We are the scariest people on earth. Everything, it seems, sends us into a state of panic.
I am being notified, not once or twice a day, but sometimes three times a day, about people in Letcher County seeing black bears. I tell everyone the same thing: They won’t hurt you, the only exception being a mother with cubs. She doesn’t like you trying to take pictures of her little ones, and will let you know about it real quick.
If you see or hear a black bear getting into your garbage, take a metal pan, stick it out the door, and start beating on it. The bear will head for higher ground.
Hearing about all these bears reminds me of when I was a kid. I was hunting pretty much on my own by the time I was 12; most of us were in those days. I asked my Dad what to do if I saw a bear in the woods. Dad scratched his head and said, “Son, if you see one do just what he does. He will soon get tired of the game, and just leave.”
I was hunting in McCreary County when I was just about 16 years old, and actually had gotten a little lost. My dad told me, “Son, you’re not lost if you can go back to where you just came from.” I’m still not sure, but I think I was lost.
Anyway I looked and no more than 30 yards in front of me stood a big black bear. My dad’s words rang in my mind, “Do what they do.” The bear looked at me, I looked at him. He stood up and growled, and I growled too. He shook his whole body, and so did I. He ran up a tree and came back down, and I followed suit. When he started to answer the call of nature, I looked at him and said, “Beat you to it.”

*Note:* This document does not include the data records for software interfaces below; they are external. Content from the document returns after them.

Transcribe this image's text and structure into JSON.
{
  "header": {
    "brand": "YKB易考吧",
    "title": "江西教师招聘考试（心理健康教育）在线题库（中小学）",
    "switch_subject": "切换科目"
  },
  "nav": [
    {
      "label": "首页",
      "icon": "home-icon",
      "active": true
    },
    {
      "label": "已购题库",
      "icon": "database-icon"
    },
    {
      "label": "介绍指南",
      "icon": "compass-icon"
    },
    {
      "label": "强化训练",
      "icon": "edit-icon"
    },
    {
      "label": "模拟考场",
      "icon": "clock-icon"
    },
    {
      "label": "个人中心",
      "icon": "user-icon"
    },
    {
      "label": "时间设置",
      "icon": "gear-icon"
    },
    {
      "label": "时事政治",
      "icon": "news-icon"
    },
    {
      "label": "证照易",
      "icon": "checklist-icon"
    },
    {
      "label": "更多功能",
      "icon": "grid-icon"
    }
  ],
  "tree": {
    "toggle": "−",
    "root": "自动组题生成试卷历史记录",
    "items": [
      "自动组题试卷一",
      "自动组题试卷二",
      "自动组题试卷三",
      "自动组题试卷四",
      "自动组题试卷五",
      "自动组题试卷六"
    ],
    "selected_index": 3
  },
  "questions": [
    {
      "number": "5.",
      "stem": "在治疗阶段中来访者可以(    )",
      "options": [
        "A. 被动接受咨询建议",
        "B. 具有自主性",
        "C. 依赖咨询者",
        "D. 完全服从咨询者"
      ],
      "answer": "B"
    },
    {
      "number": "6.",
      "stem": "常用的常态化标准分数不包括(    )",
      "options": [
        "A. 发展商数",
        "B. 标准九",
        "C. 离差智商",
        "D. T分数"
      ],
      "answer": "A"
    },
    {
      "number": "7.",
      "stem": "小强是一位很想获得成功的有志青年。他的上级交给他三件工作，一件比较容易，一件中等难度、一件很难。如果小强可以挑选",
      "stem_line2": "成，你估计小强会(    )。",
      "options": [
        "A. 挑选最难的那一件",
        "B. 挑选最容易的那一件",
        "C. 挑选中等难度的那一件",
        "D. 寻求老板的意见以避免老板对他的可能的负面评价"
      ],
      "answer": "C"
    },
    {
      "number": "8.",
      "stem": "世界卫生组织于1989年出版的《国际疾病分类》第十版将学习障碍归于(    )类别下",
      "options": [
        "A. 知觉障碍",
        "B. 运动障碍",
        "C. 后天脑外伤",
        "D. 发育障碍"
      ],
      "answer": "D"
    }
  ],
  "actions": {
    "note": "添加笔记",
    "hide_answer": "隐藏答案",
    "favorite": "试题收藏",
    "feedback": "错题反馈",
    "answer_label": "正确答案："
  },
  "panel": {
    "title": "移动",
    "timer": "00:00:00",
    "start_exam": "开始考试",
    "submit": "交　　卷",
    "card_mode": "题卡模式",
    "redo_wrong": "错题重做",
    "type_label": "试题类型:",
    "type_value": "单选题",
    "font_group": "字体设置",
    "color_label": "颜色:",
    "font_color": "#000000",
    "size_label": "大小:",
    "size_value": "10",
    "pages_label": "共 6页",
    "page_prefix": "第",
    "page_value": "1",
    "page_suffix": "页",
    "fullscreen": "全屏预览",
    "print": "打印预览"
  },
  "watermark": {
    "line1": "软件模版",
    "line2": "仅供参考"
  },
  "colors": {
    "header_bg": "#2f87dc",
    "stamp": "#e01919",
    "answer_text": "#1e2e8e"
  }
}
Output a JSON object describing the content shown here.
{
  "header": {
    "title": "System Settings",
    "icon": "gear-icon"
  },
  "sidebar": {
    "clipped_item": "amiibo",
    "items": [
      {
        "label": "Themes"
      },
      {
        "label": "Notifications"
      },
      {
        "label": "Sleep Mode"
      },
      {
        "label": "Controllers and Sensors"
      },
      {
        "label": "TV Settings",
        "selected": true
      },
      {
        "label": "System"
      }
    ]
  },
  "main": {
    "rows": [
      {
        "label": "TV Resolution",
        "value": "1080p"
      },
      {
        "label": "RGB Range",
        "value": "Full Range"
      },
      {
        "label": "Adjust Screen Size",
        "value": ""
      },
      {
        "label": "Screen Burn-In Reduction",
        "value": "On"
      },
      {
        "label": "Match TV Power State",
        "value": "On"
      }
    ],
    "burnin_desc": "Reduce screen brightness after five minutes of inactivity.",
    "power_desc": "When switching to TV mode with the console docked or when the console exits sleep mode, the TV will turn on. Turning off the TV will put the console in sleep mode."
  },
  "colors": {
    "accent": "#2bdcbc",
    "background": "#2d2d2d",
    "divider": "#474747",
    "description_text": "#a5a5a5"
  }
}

If you come upon a bear, just make a lot of noise and it will be gone. They are only trying to eat; not bother you.